→ Task statement
Filter task. Return each line of the material that holds the string "this".

*** Data for processing ***

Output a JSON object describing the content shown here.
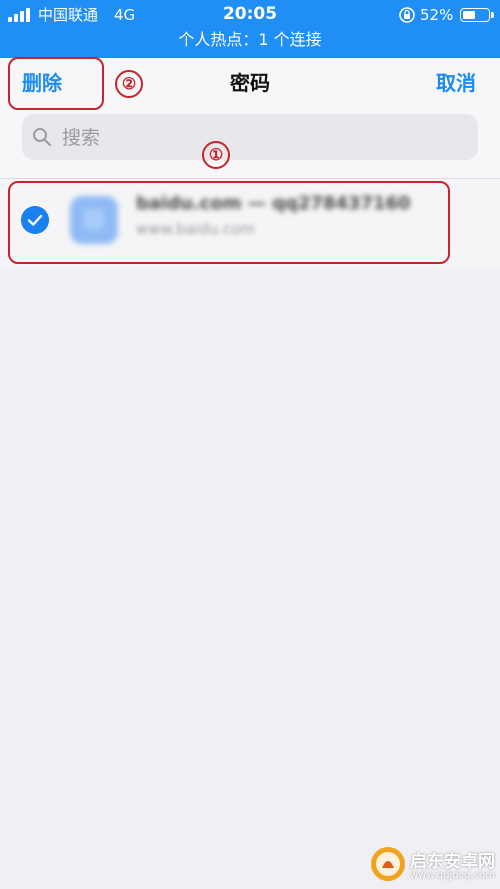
{
  "status_bar": {
    "carrier": "中国联通",
    "network": "4G",
    "time": "20:05",
    "battery": "52%",
    "battery_level": 0.52,
    "hotspot": "个人热点：1 个连接",
    "color": "#1f8ff5"
  },
  "nav": {
    "delete_label": "删除",
    "title": "密码",
    "cancel_label": "取消",
    "accent": "#1a8cf0"
  },
  "search": {
    "placeholder": "搜索"
  },
  "list": {
    "items": [
      {
        "title": "baidu.com — qq278437160",
        "subtitle": "www.baidu.com",
        "selected": true
      }
    ]
  },
  "annotations": {
    "num1": "①",
    "num2": "②",
    "color": "#c8242c"
  },
  "watermark": {
    "name": "启东安卓网",
    "url": "www.qdjdcq.com"
  }
}
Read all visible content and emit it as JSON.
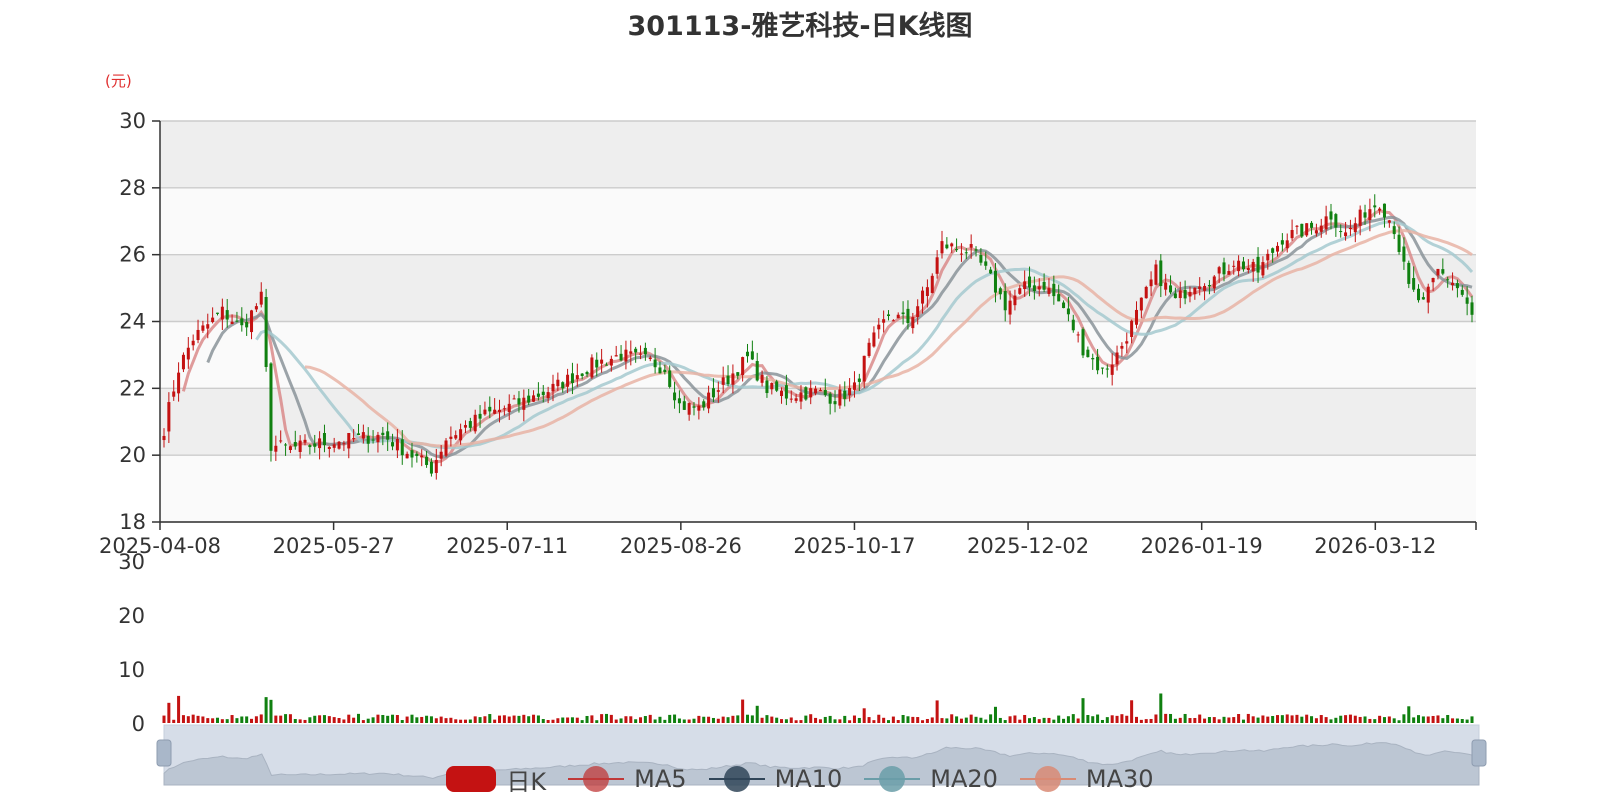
{
  "title": "301113-雅艺科技-日K线图",
  "unit": "(元)",
  "chart_data": {
    "type": "candlestick",
    "title": "301113-雅艺科技-日K线图",
    "ylabel": "(元)",
    "ylim": [
      18,
      30
    ],
    "yticks": [
      18,
      20,
      22,
      24,
      26,
      28,
      30
    ],
    "xticks": [
      "2025-04-08",
      "2025-05-27",
      "2025-07-11",
      "2025-08-26",
      "2025-10-17",
      "2025-12-02",
      "2026-01-19",
      "2026-03-12"
    ],
    "volume_ylim": [
      0,
      30
    ],
    "volume_yticks": [
      0,
      10,
      20,
      30
    ],
    "colors": {
      "up": "#c41212",
      "down": "#108010",
      "ma5": "#d98a8a",
      "ma10": "#8a9399",
      "ma20": "#a5c9cf",
      "ma30": "#e8b3a5"
    },
    "close_anchors": [
      [
        0,
        20.8
      ],
      [
        3,
        22.6
      ],
      [
        6,
        23.5
      ],
      [
        12,
        24.3
      ],
      [
        16,
        23.8
      ],
      [
        20,
        24.7
      ],
      [
        22,
        20.3
      ],
      [
        26,
        20.2
      ],
      [
        34,
        20.4
      ],
      [
        40,
        20.5
      ],
      [
        45,
        20.6
      ],
      [
        52,
        19.9
      ],
      [
        55,
        19.6
      ],
      [
        58,
        20.5
      ],
      [
        66,
        21.2
      ],
      [
        72,
        21.5
      ],
      [
        80,
        22.0
      ],
      [
        88,
        22.7
      ],
      [
        94,
        23.0
      ],
      [
        100,
        22.8
      ],
      [
        103,
        22.6
      ],
      [
        106,
        21.5
      ],
      [
        110,
        21.4
      ],
      [
        116,
        22.3
      ],
      [
        120,
        22.9
      ],
      [
        124,
        22.0
      ],
      [
        128,
        21.8
      ],
      [
        134,
        21.9
      ],
      [
        138,
        21.7
      ],
      [
        142,
        22.0
      ],
      [
        145,
        23.2
      ],
      [
        149,
        24.2
      ],
      [
        153,
        24.0
      ],
      [
        157,
        25.0
      ],
      [
        160,
        26.3
      ],
      [
        166,
        26.1
      ],
      [
        169,
        25.5
      ],
      [
        173,
        24.5
      ],
      [
        177,
        25.0
      ],
      [
        181,
        25.1
      ],
      [
        185,
        24.4
      ],
      [
        189,
        23.2
      ],
      [
        193,
        22.5
      ],
      [
        196,
        23.0
      ],
      [
        200,
        24.2
      ],
      [
        204,
        25.5
      ],
      [
        208,
        24.6
      ],
      [
        212,
        25.2
      ],
      [
        216,
        25.3
      ],
      [
        220,
        25.8
      ],
      [
        225,
        25.5
      ],
      [
        230,
        26.5
      ],
      [
        236,
        26.8
      ],
      [
        240,
        27.2
      ],
      [
        243,
        26.6
      ],
      [
        247,
        27.3
      ],
      [
        250,
        27.6
      ],
      [
        253,
        26.8
      ],
      [
        256,
        25.0
      ],
      [
        259,
        24.5
      ],
      [
        262,
        25.5
      ],
      [
        265,
        25.2
      ],
      [
        267,
        24.8
      ],
      [
        269,
        24.2
      ]
    ],
    "ma_series": [
      "MA5",
      "MA10",
      "MA20",
      "MA30"
    ],
    "volume_approx": "mostly 0.5-2.0, spikes up to ~4.5"
  },
  "legend": [
    {
      "name": "日K",
      "icon": "candle",
      "color": "#c41212"
    },
    {
      "name": "MA5",
      "icon": "line",
      "color": "#c03838"
    },
    {
      "name": "MA10",
      "icon": "line",
      "color": "#304558"
    },
    {
      "name": "MA20",
      "icon": "line",
      "color": "#6a9da8"
    },
    {
      "name": "MA30",
      "icon": "line",
      "color": "#d98a74"
    }
  ]
}
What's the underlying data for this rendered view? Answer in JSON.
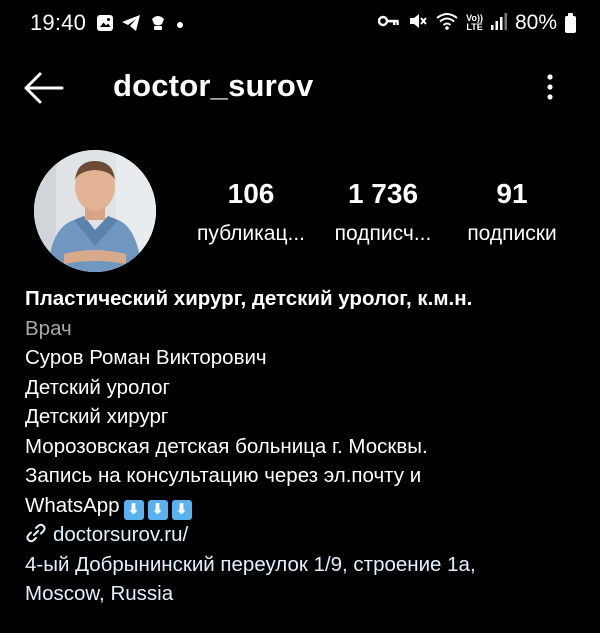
{
  "status_bar": {
    "time": "19:40",
    "left_icons": [
      "gallery-icon",
      "telegram-icon",
      "pin-icon",
      "dot-icon"
    ],
    "right_icons": [
      "key-icon",
      "mute-icon",
      "wifi-icon",
      "volte-icon",
      "signal-icon"
    ],
    "volte_top": "Vo))",
    "volte_bottom": "LTE",
    "battery": "80%"
  },
  "header": {
    "username": "doctor_surov"
  },
  "stats": [
    {
      "value": "106",
      "label": "публикац..."
    },
    {
      "value": "1 736",
      "label": "подписч..."
    },
    {
      "value": "91",
      "label": "подписки"
    }
  ],
  "bio": {
    "name": "Пластический хирург, детский уролог, к.м.н.",
    "category": "Врач",
    "lines": [
      "Суров Роман Викторович",
      "Детский уролог",
      "Детский хирург",
      "Морозовская детская больница г. Москвы.",
      "Запись на консультацию через эл.почту и"
    ],
    "last_line": "WhatsApp",
    "arrows": [
      "⬇",
      "⬇",
      "⬇"
    ],
    "link": "doctorsurov.ru/",
    "address_line1": "4-ый Добрынинский переулок 1/9, строение 1а,",
    "address_line2": "Moscow, Russia"
  }
}
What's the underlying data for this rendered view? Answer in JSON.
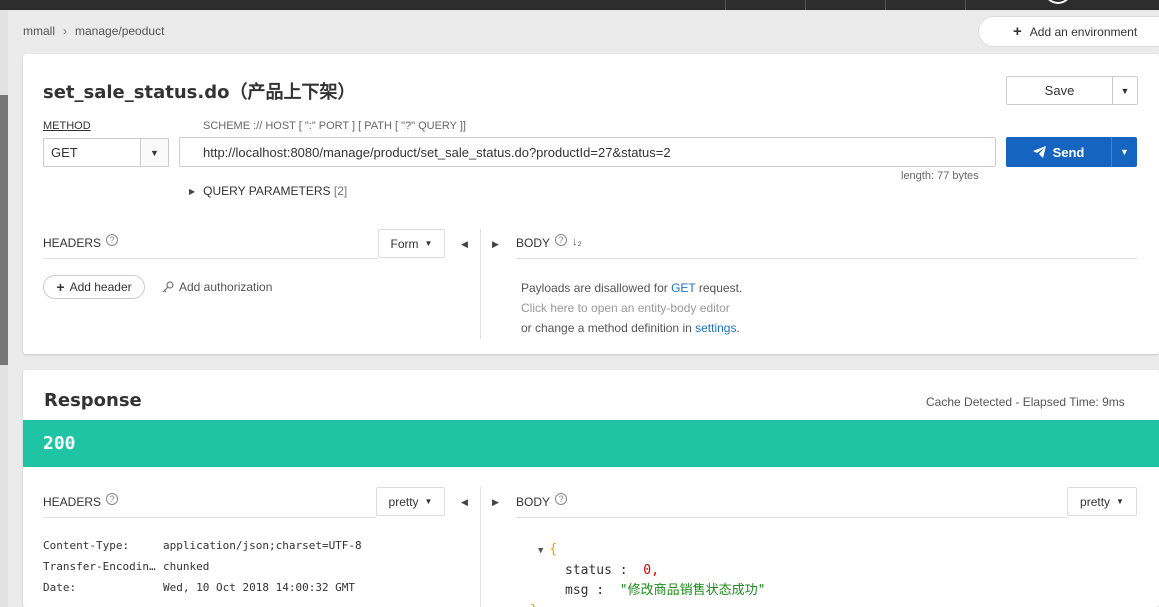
{
  "breadcrumb": {
    "root": "mmall",
    "path": "manage/peoduct"
  },
  "environment": {
    "add_label": "Add an environment"
  },
  "request": {
    "title": "set_sale_status.do（产品上下架）",
    "save_label": "Save",
    "method_label": "METHOD",
    "method_value": "GET",
    "scheme_label": "SCHEME :// HOST [ \":\" PORT ] [ PATH [ \"?\" QUERY ]]",
    "url": "http://localhost:8080/manage/product/set_sale_status.do?productId=27&status=2",
    "send_label": "Send",
    "length_label": "length: 77 bytes",
    "query_params_label": "QUERY PARAMETERS",
    "query_params_count": "[2]",
    "headers_label": "HEADERS",
    "headers_mode": "Form",
    "body_label": "BODY",
    "add_header_label": "Add header",
    "add_auth_label": "Add authorization",
    "body_msg": {
      "line1_pre": "Payloads are disallowed for ",
      "line1_method": "GET",
      "line1_post": " request.",
      "line2": "Click here to open an entity-body editor",
      "line3_pre": "or change a method definition in ",
      "line3_link": "settings",
      "line3_post": "."
    }
  },
  "response": {
    "title": "Response",
    "cache_info": "Cache Detected - Elapsed Time: 9ms",
    "status_code": "200",
    "status_color": "#1ec4a4",
    "headers_label": "HEADERS",
    "headers_mode": "pretty",
    "body_label": "BODY",
    "body_mode": "pretty",
    "headers": [
      {
        "key": "Content-Type:",
        "value": "application/json;charset=UTF-8"
      },
      {
        "key": "Transfer-Encodin…",
        "value": "chunked"
      },
      {
        "key": "Date:",
        "value": "Wed, 10 Oct 2018 14:00:32 GMT"
      }
    ],
    "body": {
      "open": "{",
      "status_key": "status",
      "status_value": "0,",
      "msg_key": "msg",
      "msg_value": "\"修改商品销售状态成功\"",
      "close": "}"
    }
  },
  "colors": {
    "send": "#1565c0",
    "link": "#1a73c5"
  }
}
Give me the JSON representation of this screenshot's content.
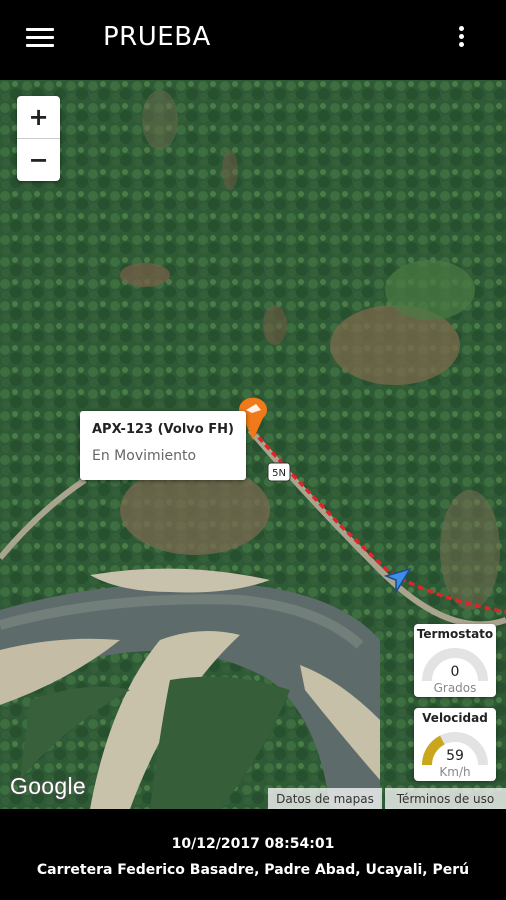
{
  "appbar": {
    "title": "PRUEBA",
    "menu_icon": "hamburger-menu-icon",
    "overflow_icon": "more-vert-icon"
  },
  "map": {
    "zoom_in_label": "+",
    "zoom_out_label": "−",
    "road_shield": "5N",
    "google_logo": "Google",
    "attribution_data": "Datos de mapas",
    "attribution_terms": "Términos de uso",
    "route_color": "#e0242a",
    "marker_color": "#f07a1a",
    "vehicle_icon_color": "#3d8ee8"
  },
  "popup": {
    "vehicle": "APX-123 (Volvo FH)",
    "status": "En Movimiento"
  },
  "gauges": {
    "thermostat": {
      "title": "Termostato",
      "value": "0",
      "unit": "Grados",
      "level": 0
    },
    "speed": {
      "title": "Velocidad",
      "value": "59",
      "unit": "Km/h",
      "level": 0.35,
      "color": "#c9a61c"
    }
  },
  "footer": {
    "datetime": "10/12/2017 08:54:01",
    "address": "Carretera Federico Basadre, Padre Abad, Ucayali, Perú"
  }
}
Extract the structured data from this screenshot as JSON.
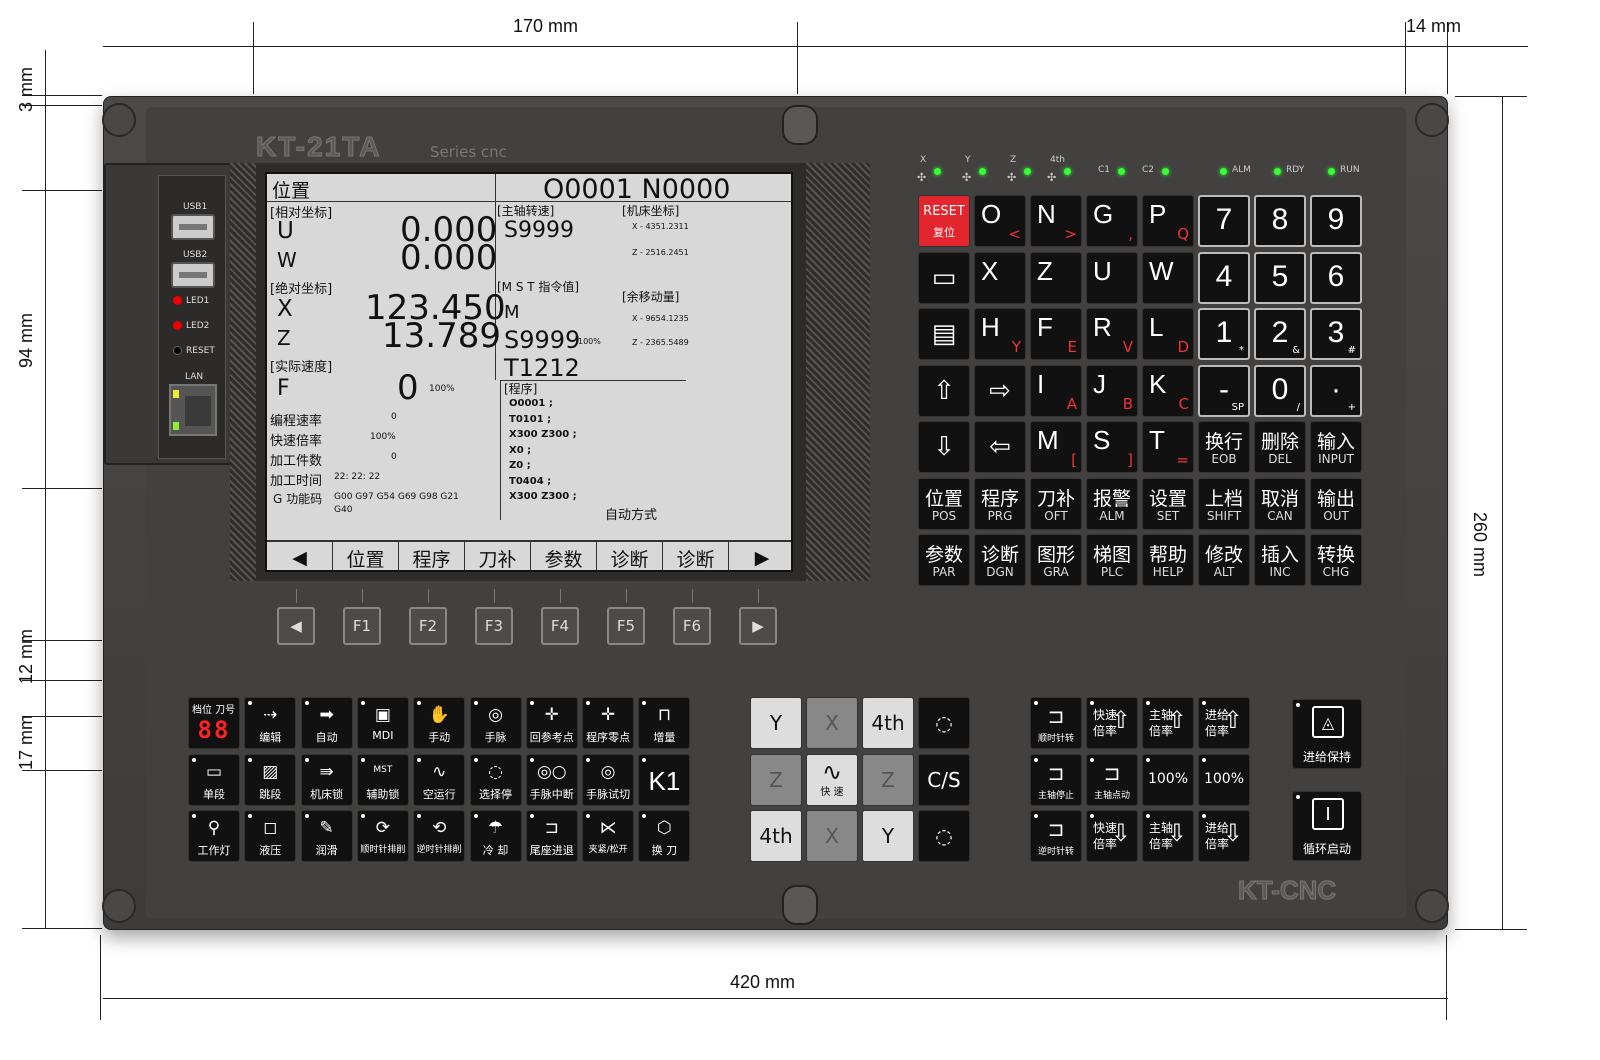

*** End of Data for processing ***

→ Exercise response
What's the underlying data for this rendered view? Answer in JSON.
What's the underlying data for this rendered view? Answer in JSON.
Give me the JSON representation of this screenshot's content.
Extract the structured data from this screenshot as JSON.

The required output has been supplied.